Looking like a CMS-based site. While there are some very good themes out there which can dramatically alter the look of a CMS-based web site, there is a risk of it looking very much like any other CMS-based site. Particularly if you accept the default settings of something like WordPress, they can be instantly recognisable as a WordPress site. This introduces the risk of your site looking like just another “cookie cutter” site just as you’re trying to project the uniqueness and superiority of your business or service.
Extensibility. Yes, this appeared under the “pros” heading also! Let’s say you wish to enhance your site with some functionality, but that functionality isn’t currently available in any plugin. That functionality will have to be written by a developer. This is when the CMS has the potential to “get in the way”. Writing that functionality can sometimes be made harder by the fact that the developer is having to work within the parameters and constraints of the CMS platform you are using. It can happen that the job is made harder by these constraints, and it would have been quicker, easier—and therefore cheaper—to have created the site in the traditional way so that these constraints don’t exist.
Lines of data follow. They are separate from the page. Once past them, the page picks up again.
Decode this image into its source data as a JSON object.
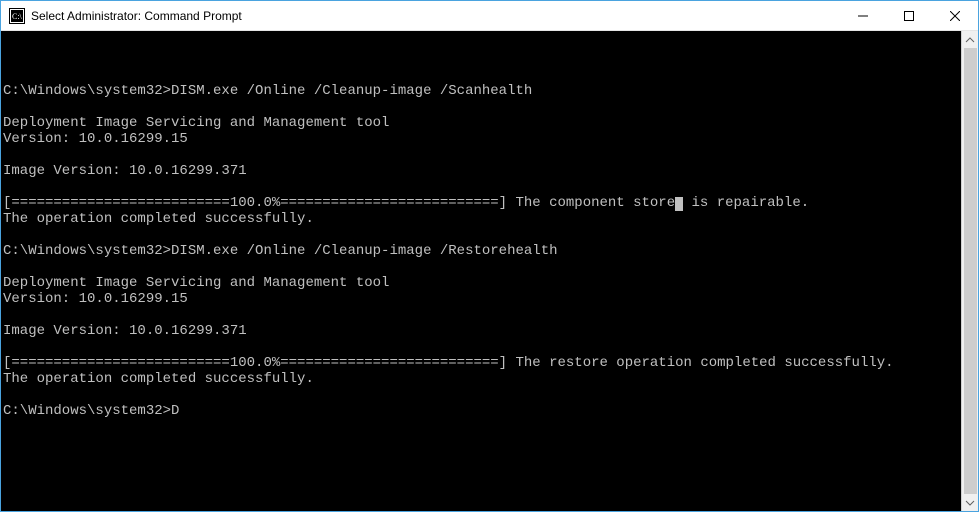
{
  "window": {
    "title": "Select Administrator: Command Prompt"
  },
  "terminal": {
    "lines": [
      "",
      "",
      "",
      "C:\\Windows\\system32>DISM.exe /Online /Cleanup-image /Scanhealth",
      "",
      "Deployment Image Servicing and Management tool",
      "Version: 10.0.16299.15",
      "",
      "Image Version: 10.0.16299.371",
      "",
      "[==========================100.0%==========================] The component store is repairable.",
      "The operation completed successfully.",
      "",
      "C:\\Windows\\system32>DISM.exe /Online /Cleanup-image /Restorehealth",
      "",
      "Deployment Image Servicing and Management tool",
      "Version: 10.0.16299.15",
      "",
      "Image Version: 10.0.16299.371",
      "",
      "[==========================100.0%==========================] The restore operation completed successfully.",
      "The operation completed successfully.",
      "",
      "C:\\Windows\\system32>D"
    ],
    "cursor_line_index": 10,
    "cursor_col_after": "[==========================100.0%==========================] The component store"
  }
}
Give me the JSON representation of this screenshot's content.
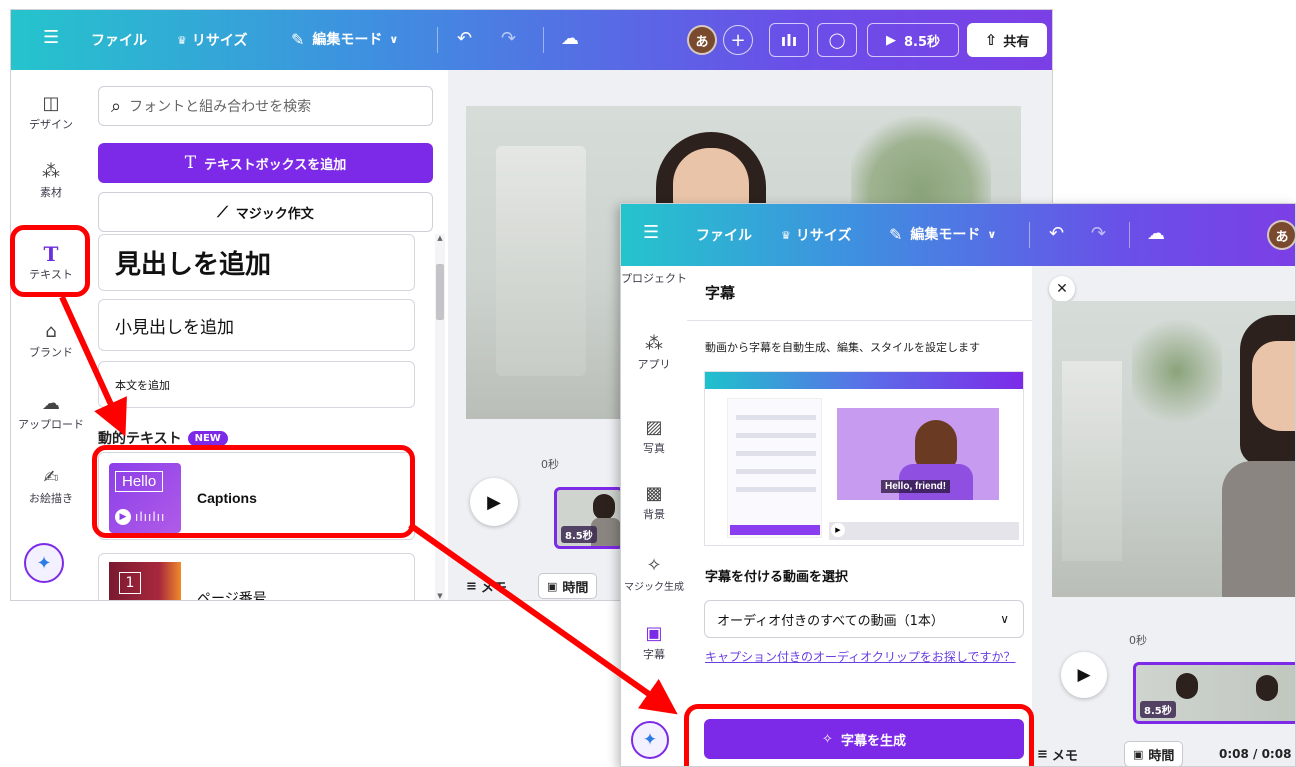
{
  "window1": {
    "topbar": {
      "menu_icon": "menu-icon",
      "file": "ファイル",
      "resize": "リサイズ",
      "edit_mode": "編集モード",
      "avatar": "あ",
      "play_time": "8.5秒",
      "share": "共有"
    },
    "rail": [
      {
        "label": "デザイン",
        "icon": "design-icon"
      },
      {
        "label": "素材",
        "icon": "elements-icon"
      },
      {
        "label": "テキスト",
        "icon": "text-icon"
      },
      {
        "label": "ブランド",
        "icon": "brand-icon"
      },
      {
        "label": "アップロード",
        "icon": "upload-icon"
      },
      {
        "label": "お絵描き",
        "icon": "draw-icon"
      }
    ],
    "panel": {
      "search_placeholder": "フォントと組み合わせを検索",
      "add_textbox": "テキストボックスを追加",
      "magic_write": "マジック作文",
      "heading": "見出しを追加",
      "subheading": "小見出しを追加",
      "body": "本文を追加",
      "dynamic_text_title": "動的テキスト",
      "new_badge": "NEW",
      "captions_thumb_text": "Hello",
      "captions_label": "Captions",
      "page_number_thumb": "1",
      "page_number_label": "ページ番号"
    },
    "timeline": {
      "time_zero": "0秒",
      "clip_duration": "8.5秒",
      "memo": "メモ",
      "time": "時間"
    }
  },
  "window2": {
    "topbar": {
      "file": "ファイル",
      "resize": "リサイズ",
      "edit_mode": "編集モード",
      "avatar": "あ"
    },
    "rail": [
      {
        "label": "プロジェクト",
        "icon": "project-icon"
      },
      {
        "label": "アプリ",
        "icon": "apps-icon"
      },
      {
        "label": "写真",
        "icon": "photo-icon"
      },
      {
        "label": "背景",
        "icon": "background-icon"
      },
      {
        "label": "マジック生成",
        "icon": "magic-generate-icon"
      },
      {
        "label": "字幕",
        "icon": "captions-icon"
      }
    ],
    "panel": {
      "title": "字幕",
      "description": "動画から字幕を自動生成、編集、スタイルを設定します",
      "illustration_caption": "Hello, friend!",
      "select_label": "字幕を付ける動画を選択",
      "select_value": "オーディオ付きのすべての動画（1本）",
      "help_link": "キャプション付きのオーディオクリップをお探しですか？",
      "generate_button": "字幕を生成"
    },
    "timeline": {
      "time_zero": "0秒",
      "clip_duration": "8.5秒",
      "memo": "メモ",
      "time": "時間",
      "timecode": "0:08 / 0:08"
    }
  },
  "colors": {
    "accent_purple": "#7d2ae8",
    "annotation_red": "#ff0000",
    "link_purple": "#6b3fe0"
  }
}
Vulnerability to Hacking. That extensibility just mentioned also comes with a price. Plugins are written by independent developers, and, consequently, vary in quality. Every extra plugin is a possible vector to attack your site. When a new vulnerably is discovered, an arms race ensues between the hackers, and the people trying to keep them out. Every plugin needs to be secured against that new vulnerability, and you are at the mercy of the plugin developers as to whether they secure their plugin in a timely manner—or at all. Because Wordpress is so prevalent, it is the area where hackers concentrate their efforts.
This also means that the person maintaining the site has to be vigilant about making sure that their Wordpress installation—and all plugins—are kept up to date. At times, this overhead can outweigh the time saved in using Wordpress in the first place.
I personally have experienced blogs that I used to run on Wordpress being hacked multiple times. To the extent that—in the end—I removed them all from Wordpress. See Why I Ditched Wordpress and Switched to Hugo.
Requires some level of proficiency by the person tasked with updating the web site. While these platforms do a great job of shielding a person from the intricacies of HTML markup, database work and scripting, it remains that a level of proficiency or comfort with computers is required by the person tasked with maintaining the site. For some people, understandably, this is more than they want to worry about.
Bloat and speed. Ideally, your web site should be as quick to load and render in the visitor’s browser as possible. Not only does this provide a good experience for your site’s visitors, but it helps with search engine optimisation as well. Necessarily, there is a lot of processing that goes on behind the scenes in a CMS system to present your web site. This will mean that it cannot be as well-optimised as a site that contains only what is needed, and which delivers it in the most efficient manner.
Hopefully, having gained a little more knowledge about the options available to you, you will be better equipped to decide which route you should take.
Often, the decision comes down to how dynamic your web site needs to be. If there is a lot of specialised functionality which is particular to your business requirements, this usually points to a custom-made site. If your site is largely informational, and you wish to get “up and running” in the shortest timeframe possible, a CMS-based site may be the best option—as long as you prepared for the necessary maintenance.
Of course, you are not on your own! I am here to help with these kind of decisions, and would be glad to guide you based on your own particular needs. Feel free to contact me for a free, no pressure consultation regarding your web site. I’m here to help, and your success is my success.